Range Rover has been probably one of the best-known names in the world for the past quarter of a century. Their products have been described as a luxury sedan capable of going off-road. So, with that in mind, I took a drive of their newest offering, the Evoque, at the Pebble Beach Concours d’Elegance.
The Evoque is a big departure from the normal Range Rover. When Charles Spencer King designed the first one in the Seventies, it was a true off-road vehicle with lavish appointments–a Jeep for the wealthy, country-club set. The Evoque is their first-ever crossover SUV, and Victoria Beckham (of Spice Girls fame) was on the design team. When I first heard about this, I was shaking my head in utter confusion–a Spice Girl designing a Range Rover? What’s next? Well, color me a changed man. I took a good long look at the dark green example of the Evoque I was going to drive, and the lines are intriguing. The shape gives it forward motion, and the integration of that classic Range Rover front end has been modernized to bring this well-heeled name into the 21st century. The 2-door model is an interesting bird in that (probably as a result of the “style over substance” approach) its roof is lower than that of its 4-door counterpart. Step-in was reasonably low, a nice plus. The interior of the new Evoque blew away my expectations–everything is covered in leather or a metallic-look finish, and none of it looks out of place. The Range Rover cues are everywhere, but they’ve all been brought up-to-date.
For a crossover, this new offering feels a lot more sporty than I expected. The visibility was commendable, but for some reason, I felt like I was held in place better than any other small SUV or CUV; the seating position was a bit lower than I expected, and the instrumentation reminded me more of the Jaguar XKR-S than a Land Rover LR4. The dashboard felt a little confusing at first but after a quick tutorial, I picked up on most of the major settings and found them to be exactly where they needed to be. I don’t, however, like the gearshift much–I thought I would love the idea of a rotary selector but it’s simply irritating. That said, the Evoque has seats that feel wide, but hold very well, along with excellent legroom up front. The rear, though, doesn’t look as promising (but if one wants to put people in the back, a 4-door model is for sale as well).
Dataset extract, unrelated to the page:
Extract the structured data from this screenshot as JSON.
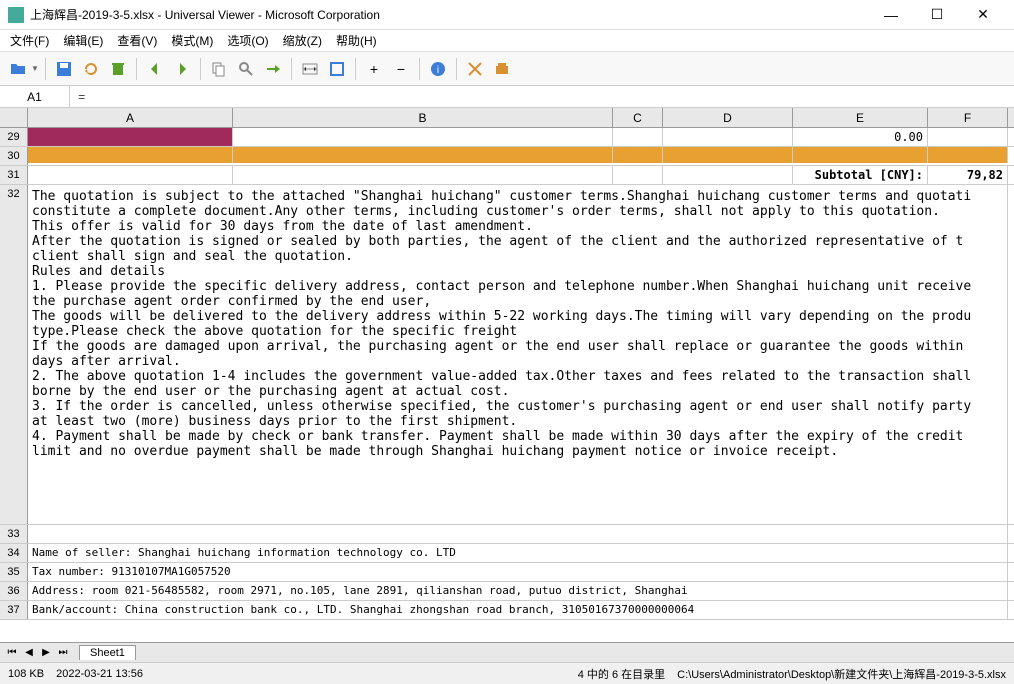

I put it in Sport+ and got moving, and immediately realized that this new Range Rover was a lot more than meets the eye. Under the hood is a turbocharged 2.0L inline four with 237bhp, which feels a lot more powerful than it looks on paper. Thanks to a very smartly designed transmission (and paddles that feel like they belong there), the Evoque feels explosive from lower RPMs and can scrabble up hills better than I was expecting. In Sport+, the whole truck actually feels like an AWD sports coupe around corners, with below-average body roll and very well-coordinated steering. The ride is stiff, but in Comfort, it’s a lot more reasonable for highways and byways. The only other compact premium SUV I know of with a turbocharged engine is the Acura RDX, and the Evoque feels a lot stronger around corners and leans a lot less. The brakes felt typical of a crossover, but weren’t at all poor.
Range Rovers are all about capability, though, and this one hasn’t forgotten about that footnote–the little Evoque comes equipped with Hill Descent Control, and has approach and departure angles fitting for an off-road vehicle. I was pretty impressed with this car, and despite its higher price, the extra amount of prestige and performance makes the premium look very reasonable compared to its rivals. The test vehicle was fully loaded, with a grand total price of around 60 grand. This is a lot for a two-door style statement, but the blend of comfort and sport that the new Evoque offers is impressive. Color me very impressed.